■ **Description of the task**:
Would you write the data out once more, exactly as it is?

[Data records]
........
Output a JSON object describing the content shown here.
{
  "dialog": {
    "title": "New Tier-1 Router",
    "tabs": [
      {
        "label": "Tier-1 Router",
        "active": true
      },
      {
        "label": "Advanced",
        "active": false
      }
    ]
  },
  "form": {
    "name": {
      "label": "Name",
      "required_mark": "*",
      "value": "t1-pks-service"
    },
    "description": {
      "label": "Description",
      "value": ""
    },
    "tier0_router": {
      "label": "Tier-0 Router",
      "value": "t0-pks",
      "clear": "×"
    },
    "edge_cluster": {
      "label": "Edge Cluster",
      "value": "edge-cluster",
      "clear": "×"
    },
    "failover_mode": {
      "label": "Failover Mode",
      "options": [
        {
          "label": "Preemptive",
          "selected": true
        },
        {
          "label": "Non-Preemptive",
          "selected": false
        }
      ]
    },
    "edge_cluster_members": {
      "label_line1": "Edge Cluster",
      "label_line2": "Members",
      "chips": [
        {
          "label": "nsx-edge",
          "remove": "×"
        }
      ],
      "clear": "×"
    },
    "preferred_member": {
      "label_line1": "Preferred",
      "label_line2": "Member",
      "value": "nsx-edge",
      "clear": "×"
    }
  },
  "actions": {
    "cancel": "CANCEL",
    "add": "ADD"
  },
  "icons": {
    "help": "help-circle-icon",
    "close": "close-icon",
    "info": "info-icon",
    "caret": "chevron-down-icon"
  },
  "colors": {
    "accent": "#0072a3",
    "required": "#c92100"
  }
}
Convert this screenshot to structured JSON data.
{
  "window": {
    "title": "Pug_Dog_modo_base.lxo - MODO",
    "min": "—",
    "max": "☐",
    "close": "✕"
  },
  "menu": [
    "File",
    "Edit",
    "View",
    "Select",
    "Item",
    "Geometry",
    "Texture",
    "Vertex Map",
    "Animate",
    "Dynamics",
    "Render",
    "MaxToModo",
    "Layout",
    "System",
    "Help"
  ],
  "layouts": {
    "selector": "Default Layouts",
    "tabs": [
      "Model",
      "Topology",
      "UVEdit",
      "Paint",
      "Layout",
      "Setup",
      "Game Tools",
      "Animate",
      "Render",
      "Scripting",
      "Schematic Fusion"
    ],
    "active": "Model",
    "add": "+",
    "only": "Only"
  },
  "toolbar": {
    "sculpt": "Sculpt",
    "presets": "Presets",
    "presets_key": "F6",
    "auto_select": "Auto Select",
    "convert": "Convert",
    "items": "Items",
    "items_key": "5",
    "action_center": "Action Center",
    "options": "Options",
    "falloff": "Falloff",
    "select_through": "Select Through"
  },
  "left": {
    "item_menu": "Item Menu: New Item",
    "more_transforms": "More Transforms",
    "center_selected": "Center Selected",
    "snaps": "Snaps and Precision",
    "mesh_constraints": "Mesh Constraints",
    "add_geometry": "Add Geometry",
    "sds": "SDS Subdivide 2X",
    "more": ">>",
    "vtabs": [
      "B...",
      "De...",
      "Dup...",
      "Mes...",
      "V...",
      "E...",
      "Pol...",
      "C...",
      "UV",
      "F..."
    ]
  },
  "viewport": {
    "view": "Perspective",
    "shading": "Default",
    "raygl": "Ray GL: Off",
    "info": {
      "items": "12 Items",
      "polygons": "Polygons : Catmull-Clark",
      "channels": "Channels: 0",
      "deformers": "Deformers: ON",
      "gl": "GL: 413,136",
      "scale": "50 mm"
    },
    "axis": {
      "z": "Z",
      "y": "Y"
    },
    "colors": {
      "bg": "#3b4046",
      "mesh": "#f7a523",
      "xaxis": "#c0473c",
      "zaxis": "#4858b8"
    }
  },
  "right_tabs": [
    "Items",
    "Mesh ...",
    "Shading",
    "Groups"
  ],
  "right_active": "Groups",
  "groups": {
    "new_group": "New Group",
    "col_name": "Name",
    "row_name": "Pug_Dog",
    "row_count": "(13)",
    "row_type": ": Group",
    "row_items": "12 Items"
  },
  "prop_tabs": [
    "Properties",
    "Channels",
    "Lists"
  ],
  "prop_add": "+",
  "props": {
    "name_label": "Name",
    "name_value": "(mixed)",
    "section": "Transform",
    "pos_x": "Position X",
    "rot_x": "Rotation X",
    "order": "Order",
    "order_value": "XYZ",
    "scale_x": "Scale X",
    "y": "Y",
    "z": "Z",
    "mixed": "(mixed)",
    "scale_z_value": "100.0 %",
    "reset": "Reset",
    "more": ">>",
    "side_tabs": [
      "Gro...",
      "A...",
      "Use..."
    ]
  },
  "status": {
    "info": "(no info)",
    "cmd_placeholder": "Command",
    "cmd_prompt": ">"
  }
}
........
■ **Finished exercise**:
Output a JSON object describing the content shown here.
{
  "dialog": {
    "title": "New Tier-1 Router",
    "tabs": [
      {
        "label": "Tier-1 Router",
        "active": true
      },
      {
        "label": "Advanced",
        "active": false
      }
    ]
  },
  "form": {
    "name": {
      "label": "Name",
      "required_mark": "*",
      "value": "t1-pks-service"
    },
    "description": {
      "label": "Description",
      "value": ""
    },
    "tier0_router": {
      "label": "Tier-0 Router",
      "value": "t0-pks",
      "clear": "×"
    },
    "edge_cluster": {
      "label": "Edge Cluster",
      "value": "edge-cluster",
      "clear": "×"
    },
    "failover_mode": {
      "label": "Failover Mode",
      "options": [
        {
          "label": "Preemptive",
          "selected": true
        },
        {
          "label": "Non-Preemptive",
          "selected": false
        }
      ]
    },
    "edge_cluster_members": {
      "label_line1": "Edge Cluster",
      "label_line2": "Members",
      "chips": [
        {
          "label": "nsx-edge",
          "remove": "×"
        }
      ],
      "clear": "×"
    },
    "preferred_member": {
      "label_line1": "Preferred",
      "label_line2": "Member",
      "value": "nsx-edge",
      "clear": "×"
    }
  },
  "actions": {
    "cancel": "CANCEL",
    "add": "ADD"
  },
  "icons": {
    "help": "help-circle-icon",
    "close": "close-icon",
    "info": "info-icon",
    "caret": "chevron-down-icon"
  },
  "colors": {
    "accent": "#0072a3",
    "required": "#c92100"
  }
}
Convert this screenshot to structured JSON data.
{
  "window": {
    "title": "Pug_Dog_modo_base.lxo - MODO",
    "min": "—",
    "max": "☐",
    "close": "✕"
  },
  "menu": [
    "File",
    "Edit",
    "View",
    "Select",
    "Item",
    "Geometry",
    "Texture",
    "Vertex Map",
    "Animate",
    "Dynamics",
    "Render",
    "MaxToModo",
    "Layout",
    "System",
    "Help"
  ],
  "layouts": {
    "selector": "Default Layouts",
    "tabs": [
      "Model",
      "Topology",
      "UVEdit",
      "Paint",
      "Layout",
      "Setup",
      "Game Tools",
      "Animate",
      "Render",
      "Scripting",
      "Schematic Fusion"
    ],
    "active": "Model",
    "add": "+",
    "only": "Only"
  },
  "toolbar": {
    "sculpt": "Sculpt",
    "presets": "Presets",
    "presets_key": "F6",
    "auto_select": "Auto Select",
    "convert": "Convert",
    "items": "Items",
    "items_key": "5",
    "action_center": "Action Center",
    "options": "Options",
    "falloff": "Falloff",
    "select_through": "Select Through"
  },
  "left": {
    "item_menu": "Item Menu: New Item",
    "more_transforms": "More Transforms",
    "center_selected": "Center Selected",
    "snaps": "Snaps and Precision",
    "mesh_constraints": "Mesh Constraints",
    "add_geometry": "Add Geometry",
    "sds": "SDS Subdivide 2X",
    "more": ">>",
    "vtabs": [
      "B...",
      "De...",
      "Dup...",
      "Mes...",
      "V...",
      "E...",
      "Pol...",
      "C...",
      "UV",
      "F..."
    ]
  },
  "viewport": {
    "view": "Perspective",
    "shading": "Default",
    "raygl": "Ray GL: Off",
    "info": {
      "items": "12 Items",
      "polygons": "Polygons : Catmull-Clark",
      "channels": "Channels: 0",
      "deformers": "Deformers: ON",
      "gl": "GL: 413,136",
      "scale": "50 mm"
    },
    "axis": {
      "z": "Z",
      "y": "Y"
    },
    "colors": {
      "bg": "#3b4046",
      "mesh": "#f7a523",
      "xaxis": "#c0473c",
      "zaxis": "#4858b8"
    }
  },
  "right_tabs": [
    "Items",
    "Mesh ...",
    "Shading",
    "Groups"
  ],
  "right_active": "Groups",
  "groups": {
    "new_group": "New Group",
    "col_name": "Name",
    "row_name": "Pug_Dog",
    "row_count": "(13)",
    "row_type": ": Group",
    "row_items": "12 Items"
  },
  "prop_tabs": [
    "Properties",
    "Channels",
    "Lists"
  ],
  "prop_add": "+",
  "props": {
    "name_label": "Name",
    "name_value": "(mixed)",
    "section": "Transform",
    "pos_x": "Position X",
    "rot_x": "Rotation X",
    "order": "Order",
    "order_value": "XYZ",
    "scale_x": "Scale X",
    "y": "Y",
    "z": "Z",
    "mixed": "(mixed)",
    "scale_z_value": "100.0 %",
    "reset": "Reset",
    "more": ">>",
    "side_tabs": [
      "Gro...",
      "A...",
      "Use..."
    ]
  },
  "status": {
    "info": "(no info)",
    "cmd_placeholder": "Command",
    "cmd_prompt": ">"
  }
}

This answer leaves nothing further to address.